Posted in adoption, agents, books, publication, target audience, writer

#The Mysterious World of Publication

This week I entered a new phase in my writing career. I would like to take you along on this journey with me. Are you  already one of my fans? Thank You. Your belief in me spurs me on. A fellow writer? Come along on this ride with me. Perhaps we can learn together. Maybe . . . you ran across my blog site by accident or from a previous post. I hope you’ll stick around and follow my progress.

Up until this week, I have been a self-published author. I’ve experienced modest success. I know my writing improves with each book, and finally, I feel like stepping into the mysterious  world of traditional publication.

If your are a reader outside of the industry you may not know the process, but I assure you, this is going to be a fun ride.

First things first. What are my goals?  To find an agent that will sell my book to a reputable publisher. So . . . do I have a marketable book? I believe I do. My target audience is clear and defined – #women book-club readers that like stories that provoke debate, with current issues that they, as a reader could put themselves into and ask, “What would I do in that situation?”
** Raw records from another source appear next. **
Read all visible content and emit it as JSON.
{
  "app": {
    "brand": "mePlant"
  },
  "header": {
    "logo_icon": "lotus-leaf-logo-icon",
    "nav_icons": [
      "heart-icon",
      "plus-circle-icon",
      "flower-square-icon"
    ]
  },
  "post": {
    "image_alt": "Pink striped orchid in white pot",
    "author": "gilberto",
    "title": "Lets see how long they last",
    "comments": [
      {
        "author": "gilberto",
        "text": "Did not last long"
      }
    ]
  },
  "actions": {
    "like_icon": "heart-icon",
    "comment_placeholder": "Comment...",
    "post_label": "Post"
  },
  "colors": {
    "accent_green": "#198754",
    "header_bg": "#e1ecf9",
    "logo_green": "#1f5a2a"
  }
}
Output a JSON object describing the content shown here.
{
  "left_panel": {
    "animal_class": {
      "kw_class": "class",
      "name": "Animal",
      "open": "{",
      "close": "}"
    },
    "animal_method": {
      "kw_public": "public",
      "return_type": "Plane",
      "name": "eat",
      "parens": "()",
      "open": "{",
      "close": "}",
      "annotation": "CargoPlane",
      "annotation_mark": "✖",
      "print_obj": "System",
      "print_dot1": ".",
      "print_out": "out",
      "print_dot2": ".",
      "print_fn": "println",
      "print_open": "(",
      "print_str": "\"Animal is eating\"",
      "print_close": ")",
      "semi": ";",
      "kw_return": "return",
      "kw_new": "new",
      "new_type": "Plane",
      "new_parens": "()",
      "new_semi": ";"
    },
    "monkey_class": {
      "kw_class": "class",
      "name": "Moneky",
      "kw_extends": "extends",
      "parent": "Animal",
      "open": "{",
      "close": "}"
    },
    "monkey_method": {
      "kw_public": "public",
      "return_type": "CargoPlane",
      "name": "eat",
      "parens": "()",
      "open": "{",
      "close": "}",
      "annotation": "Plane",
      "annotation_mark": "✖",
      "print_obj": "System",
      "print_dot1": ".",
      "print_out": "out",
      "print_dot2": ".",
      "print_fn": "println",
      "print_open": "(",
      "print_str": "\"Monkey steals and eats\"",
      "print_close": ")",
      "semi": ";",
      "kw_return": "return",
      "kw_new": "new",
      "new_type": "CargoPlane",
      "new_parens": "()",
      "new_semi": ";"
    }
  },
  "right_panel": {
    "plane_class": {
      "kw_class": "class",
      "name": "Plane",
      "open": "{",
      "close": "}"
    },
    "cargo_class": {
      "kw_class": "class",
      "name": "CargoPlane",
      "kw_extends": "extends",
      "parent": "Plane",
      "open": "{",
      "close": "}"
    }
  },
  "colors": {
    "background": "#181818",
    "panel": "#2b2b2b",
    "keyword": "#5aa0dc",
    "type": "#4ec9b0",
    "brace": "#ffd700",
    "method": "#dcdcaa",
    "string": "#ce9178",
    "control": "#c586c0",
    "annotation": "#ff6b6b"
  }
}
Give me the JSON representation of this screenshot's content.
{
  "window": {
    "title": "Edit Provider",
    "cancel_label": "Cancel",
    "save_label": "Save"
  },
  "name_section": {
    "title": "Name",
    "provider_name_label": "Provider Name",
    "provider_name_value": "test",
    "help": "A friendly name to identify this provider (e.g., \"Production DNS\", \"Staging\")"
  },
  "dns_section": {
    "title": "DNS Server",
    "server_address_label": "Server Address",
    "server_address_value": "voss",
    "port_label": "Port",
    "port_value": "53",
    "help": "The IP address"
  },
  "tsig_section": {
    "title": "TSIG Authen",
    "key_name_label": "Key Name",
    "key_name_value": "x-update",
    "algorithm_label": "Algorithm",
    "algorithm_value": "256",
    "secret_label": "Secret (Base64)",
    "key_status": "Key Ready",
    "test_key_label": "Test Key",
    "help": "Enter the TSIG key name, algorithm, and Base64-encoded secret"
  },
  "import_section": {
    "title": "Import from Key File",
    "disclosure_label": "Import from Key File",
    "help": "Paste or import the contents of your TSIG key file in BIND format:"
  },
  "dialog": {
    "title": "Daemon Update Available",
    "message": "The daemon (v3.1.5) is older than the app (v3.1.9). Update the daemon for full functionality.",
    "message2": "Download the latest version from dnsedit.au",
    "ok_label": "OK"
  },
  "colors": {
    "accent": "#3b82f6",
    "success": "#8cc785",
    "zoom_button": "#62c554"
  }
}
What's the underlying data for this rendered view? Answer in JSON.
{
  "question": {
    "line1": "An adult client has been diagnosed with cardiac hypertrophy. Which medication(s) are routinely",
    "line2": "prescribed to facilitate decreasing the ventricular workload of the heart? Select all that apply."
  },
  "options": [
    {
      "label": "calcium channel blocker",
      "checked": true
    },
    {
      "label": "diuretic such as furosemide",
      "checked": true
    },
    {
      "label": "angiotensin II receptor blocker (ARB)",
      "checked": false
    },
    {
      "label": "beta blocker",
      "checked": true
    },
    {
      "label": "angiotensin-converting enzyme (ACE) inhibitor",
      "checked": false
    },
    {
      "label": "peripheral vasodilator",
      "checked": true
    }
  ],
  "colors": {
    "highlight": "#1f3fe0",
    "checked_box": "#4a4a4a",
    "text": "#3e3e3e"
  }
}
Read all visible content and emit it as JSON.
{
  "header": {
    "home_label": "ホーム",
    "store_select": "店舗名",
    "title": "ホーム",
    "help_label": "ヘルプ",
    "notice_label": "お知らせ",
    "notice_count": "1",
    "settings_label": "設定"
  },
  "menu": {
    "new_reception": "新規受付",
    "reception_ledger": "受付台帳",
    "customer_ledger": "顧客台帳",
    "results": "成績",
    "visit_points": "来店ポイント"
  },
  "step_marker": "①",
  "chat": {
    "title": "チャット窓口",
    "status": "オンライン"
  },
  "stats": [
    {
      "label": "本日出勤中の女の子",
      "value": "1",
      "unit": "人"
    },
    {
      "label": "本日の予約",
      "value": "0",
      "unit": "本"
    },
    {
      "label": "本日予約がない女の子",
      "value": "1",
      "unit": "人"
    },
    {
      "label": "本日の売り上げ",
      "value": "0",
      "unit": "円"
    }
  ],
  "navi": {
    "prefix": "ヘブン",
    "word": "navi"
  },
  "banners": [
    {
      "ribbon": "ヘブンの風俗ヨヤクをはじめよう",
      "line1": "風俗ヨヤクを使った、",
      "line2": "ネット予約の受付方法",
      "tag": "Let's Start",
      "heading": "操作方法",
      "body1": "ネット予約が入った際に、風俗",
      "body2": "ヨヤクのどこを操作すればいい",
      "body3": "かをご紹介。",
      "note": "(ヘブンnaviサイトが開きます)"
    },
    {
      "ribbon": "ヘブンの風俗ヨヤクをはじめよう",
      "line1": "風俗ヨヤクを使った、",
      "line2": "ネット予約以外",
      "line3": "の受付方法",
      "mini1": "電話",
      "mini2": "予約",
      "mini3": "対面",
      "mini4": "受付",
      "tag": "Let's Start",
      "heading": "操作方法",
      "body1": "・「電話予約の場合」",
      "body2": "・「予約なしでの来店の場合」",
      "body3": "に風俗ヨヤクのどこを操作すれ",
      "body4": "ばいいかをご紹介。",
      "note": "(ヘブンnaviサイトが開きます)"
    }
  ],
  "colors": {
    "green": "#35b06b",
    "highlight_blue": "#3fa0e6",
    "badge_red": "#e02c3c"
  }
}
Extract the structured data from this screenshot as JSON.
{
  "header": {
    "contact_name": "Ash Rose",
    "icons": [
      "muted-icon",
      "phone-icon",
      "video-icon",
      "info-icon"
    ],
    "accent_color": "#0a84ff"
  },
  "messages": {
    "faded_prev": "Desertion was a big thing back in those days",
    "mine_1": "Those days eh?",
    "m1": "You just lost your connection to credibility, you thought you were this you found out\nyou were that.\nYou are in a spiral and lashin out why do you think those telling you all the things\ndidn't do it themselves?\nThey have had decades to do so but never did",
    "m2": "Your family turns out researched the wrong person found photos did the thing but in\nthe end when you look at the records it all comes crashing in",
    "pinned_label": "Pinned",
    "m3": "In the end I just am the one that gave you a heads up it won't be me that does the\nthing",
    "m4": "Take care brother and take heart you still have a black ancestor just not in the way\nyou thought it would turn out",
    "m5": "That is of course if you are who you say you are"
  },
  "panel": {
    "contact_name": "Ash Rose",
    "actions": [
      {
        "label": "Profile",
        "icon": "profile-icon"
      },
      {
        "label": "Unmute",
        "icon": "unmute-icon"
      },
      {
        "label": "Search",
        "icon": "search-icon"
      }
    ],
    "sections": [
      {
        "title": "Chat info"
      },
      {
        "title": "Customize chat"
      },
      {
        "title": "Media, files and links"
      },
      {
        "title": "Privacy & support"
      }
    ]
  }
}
My new book is about international adoption and the process called re-homing. Never heard of it? Well, as much as it is not illegal (except to advertise children for money), unbelievable to me, it is rather covert. Want an eye opener? Google re-homing children.  Enough said.

So what’s my next step? Is it edited (and edited and edited) until it’s the best that it can be.  Check and double check.

Now we are moving into the starting gate.

So with a helpful list from WFWA (Women’s Fiction Writers Association) and the online database, “Query Tracker” I started my search for an agent. Using the parameters of: a)agents accepting Women’s Fiction, b)were currently open to new submissions and c)were in the United States (not that I have anything against agents from other countries, but I thought I’d start local) I narrowed it down to only 122 agents. That’s all, you ask? That’s plenty, trust me.

My#goal is this – research agents every week and choose one a day to submit my query letter to. Seven queries a week until I get representation.  Are you  with me?  This week I met my goal of seven queries. I should make it through the list by Christmas (If I haven’t received representation) I also know it takes 6-8 weeks before I should expect a response. So bear with me.

As my fans, my friends or even my stranger, I will share my struggles and my joys as I go down this new path. You will get an inside seat into the life of a struggling writer. And in the end, I know you will celebrate my victory with me.  So grab your hat and hang on. It’s going to be a fun ride.

Posted in authors, writers

Where is the GMC in the PLOT?

I am half way through a best selling novel and I must pause to reflect. I remember when I strictly read for enjoyment; when I did not care where the story went as long as I was entertained.

Apparently those days are over. When I crossed over that line from reader to writer, something happened to my reader radar. Not intentionally, but now I critique every book I read.

In this particular best seller, I would have quit reading eleven chapters ago if this was not a book club read that I need to discuss next month. Without naming the novel, it took until chapter thirteen to reveal the plot. For twelve chapters I kept trying to figure out why and where was this story going. There appeared to be no goal for the protagonists, no motivation to do anything and no conflict.

I must confess. I had to find out how this author got away with this gross error in our unwritten laws of writing. The answer is: wait for it, it is his fourth book. He obviously had a book deal. I can not imagine any new writer getting a chance in hell with a book that actually begins on chapter thirteen. True, the writer is witty, and outrageous enough to make for good conversation, but seriously? Thirteen chapters in?

The other thing I noticed were the forty five word sentences. What? So much for the test of a proper length of a sentence being if you can read it aloud without taking a breath.

This is one of those cases where once you are established you can break all the rules. For my fellow authors, has writing ruined you from strictly enjoying a book without picking it apart? Do rules broken jump off the page at you? Or am I perhaps just a bit jealous that others can get away with what I can not. I would love to hear from you.